- [ASSIGNMENT] An exact repetition of the records is required. Leave nothing out.

[Items from an interface collection]
------------------------------------------------------------------------

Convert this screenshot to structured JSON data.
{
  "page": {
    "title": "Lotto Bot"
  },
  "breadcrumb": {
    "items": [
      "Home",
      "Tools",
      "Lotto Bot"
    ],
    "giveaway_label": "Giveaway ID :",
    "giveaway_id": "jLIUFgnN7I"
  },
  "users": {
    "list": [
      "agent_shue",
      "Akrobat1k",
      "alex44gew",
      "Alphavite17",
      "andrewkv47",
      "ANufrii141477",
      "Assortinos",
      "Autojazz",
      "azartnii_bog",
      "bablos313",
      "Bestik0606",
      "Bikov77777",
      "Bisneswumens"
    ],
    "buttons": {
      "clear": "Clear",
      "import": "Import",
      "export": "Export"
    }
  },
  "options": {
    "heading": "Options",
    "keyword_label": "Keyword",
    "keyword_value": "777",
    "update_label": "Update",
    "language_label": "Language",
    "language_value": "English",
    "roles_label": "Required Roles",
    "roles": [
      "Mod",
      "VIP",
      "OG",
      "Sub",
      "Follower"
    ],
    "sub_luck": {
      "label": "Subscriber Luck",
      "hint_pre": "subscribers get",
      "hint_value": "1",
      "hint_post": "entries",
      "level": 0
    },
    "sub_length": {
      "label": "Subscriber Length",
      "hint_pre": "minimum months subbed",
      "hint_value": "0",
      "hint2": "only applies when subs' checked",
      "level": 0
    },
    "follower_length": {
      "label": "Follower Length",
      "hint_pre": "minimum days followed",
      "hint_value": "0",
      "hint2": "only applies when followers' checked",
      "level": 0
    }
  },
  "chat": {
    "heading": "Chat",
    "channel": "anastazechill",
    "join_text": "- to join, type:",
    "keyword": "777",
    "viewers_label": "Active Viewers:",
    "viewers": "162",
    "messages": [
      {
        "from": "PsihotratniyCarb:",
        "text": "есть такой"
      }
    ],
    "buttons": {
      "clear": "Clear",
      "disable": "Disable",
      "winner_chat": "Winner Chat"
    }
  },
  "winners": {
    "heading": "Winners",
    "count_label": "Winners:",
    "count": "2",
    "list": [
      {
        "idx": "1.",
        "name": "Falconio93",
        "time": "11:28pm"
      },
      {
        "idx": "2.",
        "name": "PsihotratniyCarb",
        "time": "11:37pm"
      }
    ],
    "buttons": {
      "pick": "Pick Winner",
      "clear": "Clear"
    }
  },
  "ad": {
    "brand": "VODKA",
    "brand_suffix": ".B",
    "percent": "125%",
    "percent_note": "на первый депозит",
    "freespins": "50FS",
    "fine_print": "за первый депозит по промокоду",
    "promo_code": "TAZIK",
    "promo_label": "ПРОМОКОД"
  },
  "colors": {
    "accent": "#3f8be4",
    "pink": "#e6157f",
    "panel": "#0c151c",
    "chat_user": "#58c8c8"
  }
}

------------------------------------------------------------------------

- [EXERCISE RESPONSE]
Convert this screenshot to structured JSON data.
{
  "page": {
    "title": "Lotto Bot"
  },
  "breadcrumb": {
    "items": [
      "Home",
      "Tools",
      "Lotto Bot"
    ],
    "giveaway_label": "Giveaway ID :",
    "giveaway_id": "jLIUFgnN7I"
  },
  "users": {
    "list": [
      "agent_shue",
      "Akrobat1k",
      "alex44gew",
      "Alphavite17",
      "andrewkv47",
      "ANufrii141477",
      "Assortinos",
      "Autojazz",
      "azartnii_bog",
      "bablos313",
      "Bestik0606",
      "Bikov77777",
      "Bisneswumens"
    ],
    "buttons": {
      "clear": "Clear",
      "import": "Import",
      "export": "Export"
    }
  },
  "options": {
    "heading": "Options",
    "keyword_label": "Keyword",
    "keyword_value": "777",
    "update_label": "Update",
    "language_label": "Language",
    "language_value": "English",
    "roles_label": "Required Roles",
    "roles": [
      "Mod",
      "VIP",
      "OG",
      "Sub",
      "Follower"
    ],
    "sub_luck": {
      "label": "Subscriber Luck",
      "hint_pre": "subscribers get",
      "hint_value": "1",
      "hint_post": "entries",
      "level": 0
    },
    "sub_length": {
      "label": "Subscriber Length",
      "hint_pre": "minimum months subbed",
      "hint_value": "0",
      "hint2": "only applies when subs' checked",
      "level": 0
    },
    "follower_length": {
      "label": "Follower Length",
      "hint_pre": "minimum days followed",
      "hint_value": "0",
      "hint2": "only applies when followers' checked",
      "level": 0
    }
  },
  "chat": {
    "heading": "Chat",
    "channel": "anastazechill",
    "join_text": "- to join, type:",
    "keyword": "777",
    "viewers_label": "Active Viewers:",
    "viewers": "162",
    "messages": [
      {
        "from": "PsihotratniyCarb:",
        "text": "есть такой"
      }
    ],
    "buttons": {
      "clear": "Clear",
      "disable": "Disable",
      "winner_chat": "Winner Chat"
    }
  },
  "winners": {
    "heading": "Winners",
    "count_label": "Winners:",
    "count": "2",
    "list": [
      {
        "idx": "1.",
        "name": "Falconio93",
        "time": "11:28pm"
      },
      {
        "idx": "2.",
        "name": "PsihotratniyCarb",
        "time": "11:37pm"
      }
    ],
    "buttons": {
      "pick": "Pick Winner",
      "clear": "Clear"
    }
  },
  "ad": {
    "brand": "VODKA",
    "brand_suffix": ".B",
    "percent": "125%",
    "percent_note": "на первый депозит",
    "freespins": "50FS",
    "fine_print": "за первый депозит по промокоду",
    "promo_code": "TAZIK",
    "promo_label": "ПРОМОКОД"
  },
  "colors": {
    "accent": "#3f8be4",
    "pink": "#e6157f",
    "panel": "#0c151c",
    "chat_user": "#58c8c8"
  }
}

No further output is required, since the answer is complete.